On June 5, the company faced data nightmares again, with the New York Times revealing Facebook gave a Chinese firm flagged by U.S. intelligence access to user data under a partner data sharing program. Then on August 6, the Wall Street Journal reported that Facebook asked banks for users’ credit card transactions and account balances — an allegation Facebook staunchly denies.
A seat at the table
As sister publication CIO has reported, not every company needs a CSO. “It’s not a person who needs a seat at the table,” Simple Tire CIO CJ Das said at a CSO event, “The topic needs a seat at the table.” Indeed, Flick says, “We expect to be judged on what we do to protect people’s security, not whether we have someone with a certain title.”
Pinterest and Tumblr don’t have CSOs. Neither they nor Twitter responded to our requests for interview, but Coates says Twitter filled his opening with an interim security leader immediately after he left, announcing plans to hire permanently.
“The creation — and I guess I would say appointment of any leadership role,” Coates notes, “also tells a story to the public, intentional or otherwise. In some regards, a chief security officer is also a central point to inspire confidence that this is something where they’re putting a senior role at the table to tackle this issue.”
That’s why, he says, New York State mandates all financial institutions have a CSO. “Because there is a challenge in security when the work is distributed amongst teams without a central owner, you can lose some of that experience and central visibility that a security organization brings to the table,” Coates explains, “A commitment to a high placed individual shows the company has kind of matured to that level and is thinking of it that way.”
“This is not to say by any means that Facebook is not mature,” he quickly adds. “But those are some of the things that people associate with the presence of a chief security officer.”
Is the traditional CISO role a good fit for social media?
In the end, the decision to do away with the role is Facebook’s. The company is an independent business, after all — not a recognized utility or a federally regulated bank.
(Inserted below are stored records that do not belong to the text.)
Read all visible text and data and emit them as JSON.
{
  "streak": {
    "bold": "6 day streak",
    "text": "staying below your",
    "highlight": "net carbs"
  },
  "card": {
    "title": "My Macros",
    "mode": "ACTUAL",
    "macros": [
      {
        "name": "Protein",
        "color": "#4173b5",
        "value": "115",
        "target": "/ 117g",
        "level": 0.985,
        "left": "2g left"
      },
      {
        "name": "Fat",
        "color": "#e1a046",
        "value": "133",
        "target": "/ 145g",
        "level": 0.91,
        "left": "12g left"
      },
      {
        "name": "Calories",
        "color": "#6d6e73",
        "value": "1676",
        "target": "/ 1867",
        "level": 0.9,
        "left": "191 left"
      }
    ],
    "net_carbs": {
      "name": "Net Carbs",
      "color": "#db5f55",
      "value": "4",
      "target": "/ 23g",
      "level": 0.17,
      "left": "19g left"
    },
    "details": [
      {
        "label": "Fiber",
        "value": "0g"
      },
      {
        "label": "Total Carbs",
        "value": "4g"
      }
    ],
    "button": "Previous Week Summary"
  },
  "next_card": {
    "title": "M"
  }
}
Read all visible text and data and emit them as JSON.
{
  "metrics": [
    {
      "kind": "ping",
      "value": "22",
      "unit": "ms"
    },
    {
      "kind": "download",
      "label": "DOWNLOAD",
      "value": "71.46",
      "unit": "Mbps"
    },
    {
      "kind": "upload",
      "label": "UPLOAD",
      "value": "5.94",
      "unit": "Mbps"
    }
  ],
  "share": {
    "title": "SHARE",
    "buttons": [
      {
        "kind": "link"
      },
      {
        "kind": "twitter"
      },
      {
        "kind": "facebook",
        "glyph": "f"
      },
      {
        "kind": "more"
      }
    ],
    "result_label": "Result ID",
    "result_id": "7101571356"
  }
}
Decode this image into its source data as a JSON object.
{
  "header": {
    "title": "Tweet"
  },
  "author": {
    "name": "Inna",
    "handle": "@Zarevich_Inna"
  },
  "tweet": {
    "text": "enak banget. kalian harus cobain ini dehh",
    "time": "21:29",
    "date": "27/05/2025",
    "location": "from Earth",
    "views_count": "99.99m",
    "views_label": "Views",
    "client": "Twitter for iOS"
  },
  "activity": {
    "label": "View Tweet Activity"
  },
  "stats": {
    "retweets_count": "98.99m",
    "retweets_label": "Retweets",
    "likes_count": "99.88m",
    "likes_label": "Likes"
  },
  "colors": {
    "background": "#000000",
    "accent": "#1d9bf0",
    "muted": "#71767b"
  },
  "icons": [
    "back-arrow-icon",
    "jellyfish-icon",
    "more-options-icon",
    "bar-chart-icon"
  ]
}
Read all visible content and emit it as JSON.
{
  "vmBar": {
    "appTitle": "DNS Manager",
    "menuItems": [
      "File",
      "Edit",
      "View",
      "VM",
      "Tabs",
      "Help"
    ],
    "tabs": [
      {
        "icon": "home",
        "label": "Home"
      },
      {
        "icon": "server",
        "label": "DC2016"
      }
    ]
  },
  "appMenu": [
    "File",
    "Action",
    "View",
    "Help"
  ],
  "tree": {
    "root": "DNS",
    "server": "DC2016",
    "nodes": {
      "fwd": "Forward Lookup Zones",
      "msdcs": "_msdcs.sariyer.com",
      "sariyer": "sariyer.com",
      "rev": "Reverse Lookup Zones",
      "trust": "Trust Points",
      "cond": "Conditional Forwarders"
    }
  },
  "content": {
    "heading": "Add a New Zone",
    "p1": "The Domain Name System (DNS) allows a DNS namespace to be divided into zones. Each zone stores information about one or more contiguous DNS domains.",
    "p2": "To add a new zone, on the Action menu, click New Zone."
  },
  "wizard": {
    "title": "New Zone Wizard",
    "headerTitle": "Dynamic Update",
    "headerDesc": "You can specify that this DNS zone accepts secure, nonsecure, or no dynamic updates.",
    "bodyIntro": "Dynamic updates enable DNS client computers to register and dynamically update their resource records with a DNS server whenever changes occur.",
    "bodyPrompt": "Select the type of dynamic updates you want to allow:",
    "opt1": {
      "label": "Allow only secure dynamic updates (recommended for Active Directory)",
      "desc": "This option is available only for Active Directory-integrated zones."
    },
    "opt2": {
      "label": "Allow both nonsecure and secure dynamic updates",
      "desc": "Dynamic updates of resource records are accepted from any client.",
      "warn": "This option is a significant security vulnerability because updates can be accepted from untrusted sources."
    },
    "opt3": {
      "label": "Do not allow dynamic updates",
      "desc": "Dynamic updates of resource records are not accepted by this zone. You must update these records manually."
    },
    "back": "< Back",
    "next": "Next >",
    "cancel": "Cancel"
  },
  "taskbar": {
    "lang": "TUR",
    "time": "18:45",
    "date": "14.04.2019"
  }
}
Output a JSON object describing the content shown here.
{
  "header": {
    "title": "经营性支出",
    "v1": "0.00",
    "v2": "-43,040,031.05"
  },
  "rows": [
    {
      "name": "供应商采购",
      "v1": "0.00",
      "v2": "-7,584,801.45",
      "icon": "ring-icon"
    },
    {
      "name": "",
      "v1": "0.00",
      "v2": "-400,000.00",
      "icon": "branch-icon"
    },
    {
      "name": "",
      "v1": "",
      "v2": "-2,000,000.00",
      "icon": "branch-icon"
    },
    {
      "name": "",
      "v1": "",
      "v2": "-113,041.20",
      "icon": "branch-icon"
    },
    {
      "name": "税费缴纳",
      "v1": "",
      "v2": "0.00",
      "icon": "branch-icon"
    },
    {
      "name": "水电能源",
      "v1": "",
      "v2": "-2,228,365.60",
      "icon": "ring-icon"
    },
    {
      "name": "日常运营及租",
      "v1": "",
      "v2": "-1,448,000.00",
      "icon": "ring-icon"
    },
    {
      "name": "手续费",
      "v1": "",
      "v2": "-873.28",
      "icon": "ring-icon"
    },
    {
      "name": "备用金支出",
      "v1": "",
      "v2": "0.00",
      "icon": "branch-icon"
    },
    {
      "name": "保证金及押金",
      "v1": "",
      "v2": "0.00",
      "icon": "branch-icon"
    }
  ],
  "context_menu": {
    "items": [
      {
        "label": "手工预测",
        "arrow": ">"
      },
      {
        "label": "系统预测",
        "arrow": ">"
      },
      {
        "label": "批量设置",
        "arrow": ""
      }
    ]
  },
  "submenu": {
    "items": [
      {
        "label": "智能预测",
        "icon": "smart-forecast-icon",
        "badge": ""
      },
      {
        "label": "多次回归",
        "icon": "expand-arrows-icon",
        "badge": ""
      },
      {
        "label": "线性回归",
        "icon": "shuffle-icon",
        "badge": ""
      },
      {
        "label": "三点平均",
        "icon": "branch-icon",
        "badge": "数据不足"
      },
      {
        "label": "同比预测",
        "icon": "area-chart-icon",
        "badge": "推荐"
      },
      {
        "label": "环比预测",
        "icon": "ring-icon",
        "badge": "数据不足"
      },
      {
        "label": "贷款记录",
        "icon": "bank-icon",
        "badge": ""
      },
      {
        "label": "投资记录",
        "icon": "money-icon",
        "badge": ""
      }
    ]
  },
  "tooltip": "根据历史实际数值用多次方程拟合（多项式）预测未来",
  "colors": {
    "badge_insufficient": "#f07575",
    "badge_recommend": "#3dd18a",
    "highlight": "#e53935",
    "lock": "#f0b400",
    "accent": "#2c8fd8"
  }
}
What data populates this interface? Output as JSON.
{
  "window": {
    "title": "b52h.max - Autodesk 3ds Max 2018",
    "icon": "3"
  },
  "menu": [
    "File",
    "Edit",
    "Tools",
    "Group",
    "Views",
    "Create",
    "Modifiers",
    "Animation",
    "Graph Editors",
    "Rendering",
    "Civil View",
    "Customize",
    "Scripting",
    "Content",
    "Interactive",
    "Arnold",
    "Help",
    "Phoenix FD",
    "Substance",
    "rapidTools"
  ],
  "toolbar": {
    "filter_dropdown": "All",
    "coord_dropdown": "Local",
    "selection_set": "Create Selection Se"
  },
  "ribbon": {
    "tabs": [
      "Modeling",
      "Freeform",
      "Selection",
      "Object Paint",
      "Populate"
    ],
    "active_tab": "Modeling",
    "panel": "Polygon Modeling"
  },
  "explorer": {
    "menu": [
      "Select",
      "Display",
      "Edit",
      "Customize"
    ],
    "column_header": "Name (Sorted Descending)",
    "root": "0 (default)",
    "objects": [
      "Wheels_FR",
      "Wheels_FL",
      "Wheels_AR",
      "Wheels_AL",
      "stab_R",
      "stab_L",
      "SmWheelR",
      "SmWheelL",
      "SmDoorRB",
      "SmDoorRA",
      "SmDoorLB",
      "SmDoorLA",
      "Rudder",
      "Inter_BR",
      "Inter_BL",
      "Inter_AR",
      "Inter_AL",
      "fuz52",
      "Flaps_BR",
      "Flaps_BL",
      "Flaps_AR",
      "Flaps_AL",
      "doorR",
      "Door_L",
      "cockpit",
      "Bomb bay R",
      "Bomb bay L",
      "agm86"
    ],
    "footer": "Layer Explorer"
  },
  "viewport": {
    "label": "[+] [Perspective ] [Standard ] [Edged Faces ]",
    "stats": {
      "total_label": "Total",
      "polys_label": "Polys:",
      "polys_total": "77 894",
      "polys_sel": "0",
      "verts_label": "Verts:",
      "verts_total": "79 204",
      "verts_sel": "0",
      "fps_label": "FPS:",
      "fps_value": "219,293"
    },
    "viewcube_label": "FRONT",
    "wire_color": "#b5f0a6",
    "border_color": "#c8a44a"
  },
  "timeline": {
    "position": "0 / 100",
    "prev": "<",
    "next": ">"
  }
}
Some of the problems it’s having might not fit under a traditional security role anyway: Whether Facebook willingly sold data or not, there’s a difference between a sale and a breach. Is it security’s job to police business deals or to make sure users are real?
Normally, no — but by the nature of the beast, social media might be an exception. Coates says, “Given the sample size, it’s hard to say, because there’s only a handful of companies in this space and the security organizational structure at companies varies dramatically across even companies within the same industry.” Depending on each platform’s business structure, he adds, “it’s not uncommon for something like fake news or bots to be within an engineering team.”
“There are traditional elements that we associate with the role, such as IT security and — more these days — application and product security,” but account takeover security, anti-bot considerations, and fake news are relatively new problems, he explains, so “there is no playbook on where they go and it very much depends on how the company wants to tackle it.” Some CSOs, he continues, even oversee “elements of physical security — executive protection, building security, physical perimeter control.” At Facebook, though, those priorities aren’t going anywhere, as chief global security officer Nick Lovrien says, “There are no changes to my role, responsibilities or organizational structure.”
“There are no hard and fast rules between a CISO and a CSO,” Coates says. “The CSO is really a function of what the business wants it to be.” At Facebook, that’s apparently non-existent.